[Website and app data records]
________________________

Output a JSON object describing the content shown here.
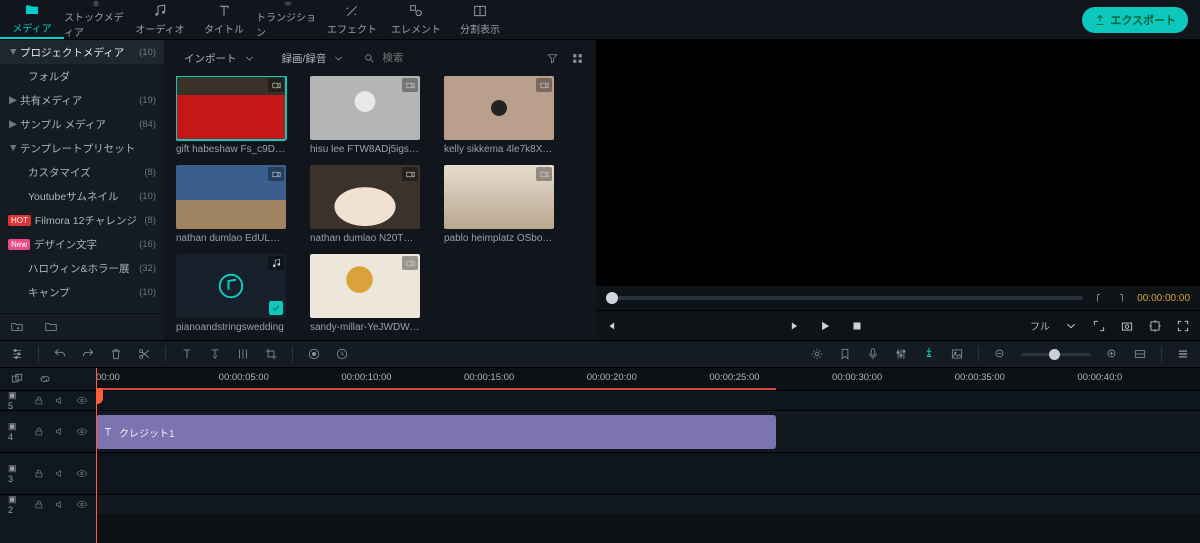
{
  "tabs": {
    "media": "メディア",
    "stock": "ストックメディア",
    "audio": "オーディオ",
    "title": "タイトル",
    "transition": "トランジション",
    "effect": "エフェクト",
    "element": "エレメント",
    "split": "分割表示"
  },
  "export_label": "エクスポート",
  "sidebar": {
    "header": {
      "label": "プロジェクトメディア",
      "count": "(10)"
    },
    "folder": "フォルダ",
    "shared": {
      "label": "共有メディア",
      "count": "(19)"
    },
    "sample": {
      "label": "サンプル メディア",
      "count": "(84)"
    },
    "template": {
      "label": "テンプレートプリセット"
    },
    "customize": {
      "label": "カスタマイズ",
      "count": "(8)"
    },
    "ytthumb": {
      "label": "Youtubeサムネイル",
      "count": "(10)"
    },
    "challenge": {
      "badge": "HOT",
      "label": "Filmora 12チャレンジ",
      "count": "(8)"
    },
    "design": {
      "badge": "New",
      "label": "デザイン文字",
      "count": "(16)"
    },
    "halloween": {
      "label": "ハロウィン&ホラー展",
      "count": "(32)"
    },
    "camp": {
      "label": "キャンプ",
      "count": "(10)"
    }
  },
  "browser": {
    "import": "インポート",
    "record": "録画/録音",
    "search_placeholder": "検索"
  },
  "media": [
    {
      "bg": "bg-roses",
      "type": "video",
      "label": "gift habeshaw Fs_c9Df4...",
      "active": true
    },
    {
      "bg": "bg-wedding",
      "type": "video",
      "label": "hisu lee FTW8ADj5igs u..."
    },
    {
      "bg": "bg-hands",
      "type": "video",
      "label": "kelly sikkema 4le7k8XVYju..."
    },
    {
      "bg": "bg-beach1",
      "type": "video",
      "label": "nathan dumlao EdULZp..."
    },
    {
      "bg": "bg-arch",
      "type": "video",
      "label": "nathan dumlao N20TNl..."
    },
    {
      "bg": "bg-hands2",
      "type": "video",
      "label": "pablo heimplatz OSboZ..."
    },
    {
      "bg": "bg-audio",
      "type": "audio",
      "label": "pianoandstringswedding",
      "checked": true
    },
    {
      "bg": "bg-rings",
      "type": "video",
      "label": "sandy-millar-YeJWDWeI7..."
    }
  ],
  "preview": {
    "time_left": "00:00:00:00",
    "playback_label": "フル"
  },
  "ruler": [
    "00:00",
    "00:00:05:00",
    "00:00:10:00",
    "00:00:15:00",
    "00:00:20:00",
    "00:00:25:00",
    "00:00:30:00",
    "00:00:35:00",
    "00:00:40:0"
  ],
  "tracks": {
    "t5": "5",
    "t4": "4",
    "t3": "3",
    "t2": "2"
  },
  "clip": {
    "title": "クレジット1"
  }
}
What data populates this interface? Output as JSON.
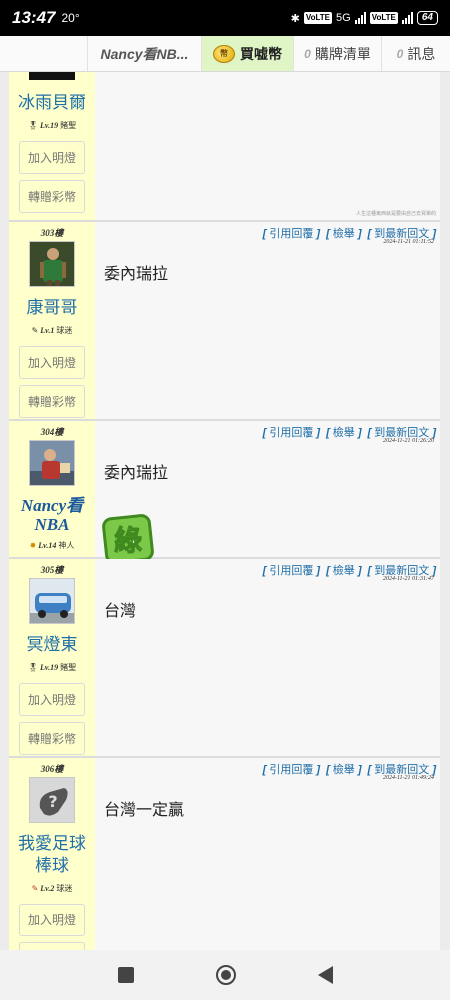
{
  "status_bar": {
    "time": "13:47",
    "temperature": "20°",
    "net_label_1": "VoLTE",
    "net_label_2": "5G",
    "net_label_3": "VoLTE",
    "battery": "64"
  },
  "tabs": {
    "board": "Nancy看NB...",
    "buy": "買嘘幣",
    "coin_glyph": "幣",
    "cart_count": "0",
    "cart": "購牌清單",
    "msg_count": "0",
    "msg": "訊息"
  },
  "actions": {
    "quote": "引用回覆",
    "report": "檢舉",
    "latest": "到最新回文",
    "bracket_open": "[",
    "bracket_close": "]"
  },
  "posts": [
    {
      "name": "冰雨貝爾",
      "level": "Lv.19",
      "rank": "賭聖",
      "btn1": "加入明燈",
      "btn2": "轉贈彩幣",
      "signature": "人生這種東西就是要由自己去買單的"
    },
    {
      "floor": "303樓",
      "name": "康哥哥",
      "level": "Lv.1",
      "rank": "球迷",
      "btn1": "加入明燈",
      "btn2": "轉贈彩幣",
      "time": "2024-11-21 01:11:52",
      "text": "委內瑞拉"
    },
    {
      "floor": "304樓",
      "name": "Nancy看NBA",
      "level": "Lv.14",
      "rank": "神人",
      "time": "2024-11-21 01:26:20",
      "text": "委內瑞拉",
      "sticker": "綠"
    },
    {
      "floor": "305樓",
      "name": "冥燈東",
      "level": "Lv.19",
      "rank": "賭聖",
      "btn1": "加入明燈",
      "btn2": "轉贈彩幣",
      "time": "2024-11-21 01:31:47",
      "text": "台灣"
    },
    {
      "floor": "306樓",
      "name": "我愛足球棒球",
      "level": "Lv.2",
      "rank": "球迷",
      "btn1": "加入明燈",
      "time": "2024-11-21 01:49:24",
      "text": "台灣一定贏"
    }
  ],
  "colors": {
    "user_col_bg": "#ffffcc",
    "link_blue": "#1f6fa8",
    "buy_tab_bg": "#dff5c6",
    "sticker_green": "#6fbf3a"
  }
}
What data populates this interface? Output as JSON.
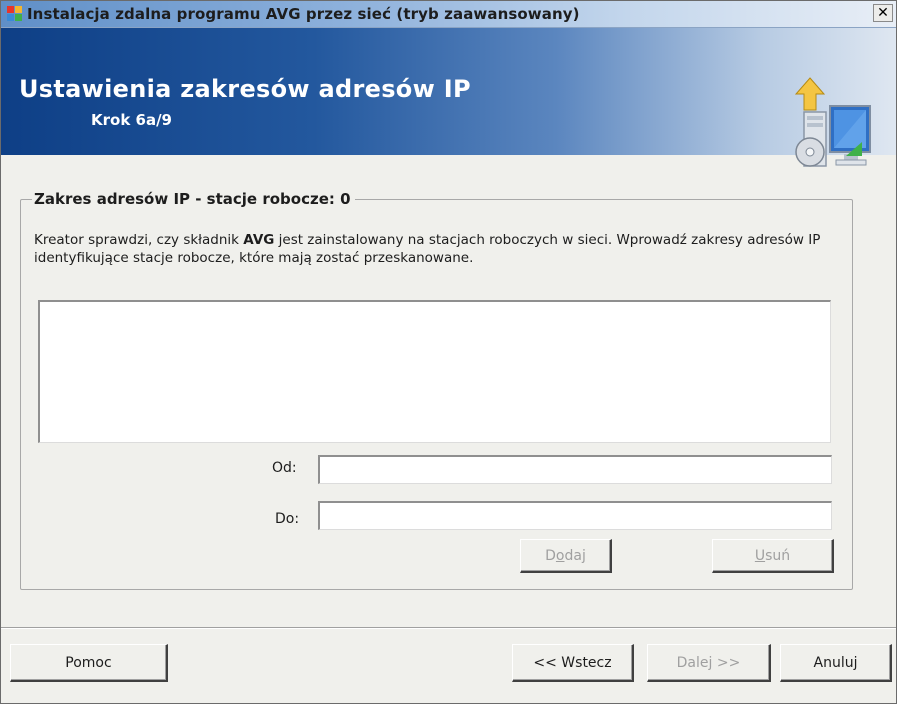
{
  "window": {
    "title": "Instalacja zdalna programu AVG przez sieć (tryb zaawansowany)",
    "close_glyph": "✕"
  },
  "banner": {
    "title": "Ustawienia zakresów adresów IP",
    "step": "Krok 6a/9",
    "icon": "computer-install-icon"
  },
  "group": {
    "legend": "Zakres adresów IP - stacje robocze: 0",
    "description_before": "Kreator sprawdzi, czy składnik ",
    "description_bold": "AVG",
    "description_after": " jest zainstalowany na stacjach roboczych w sieci. Wprowadź zakresy adresów IP identyfikujące stacje robocze, które mają zostać przeskanowane.",
    "ranges": []
  },
  "form": {
    "from_label": "Od:",
    "from_value": "",
    "to_label": "Do:",
    "to_value": "",
    "add_button": {
      "prefix": "D",
      "mnemonic": "o",
      "suffix": "daj"
    },
    "remove_button": {
      "prefix": "",
      "mnemonic": "U",
      "suffix": "suń"
    }
  },
  "footer": {
    "help": "Pomoc",
    "back": "<< Wstecz",
    "next": "Dalej >>",
    "cancel": "Anuluj"
  }
}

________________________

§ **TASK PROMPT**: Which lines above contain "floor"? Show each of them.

§ **EXPECTED ANSWER**:
      "floor": "303樓",
      "floor": "304樓",
      "floor": "305樓",
      "floor": "306樓",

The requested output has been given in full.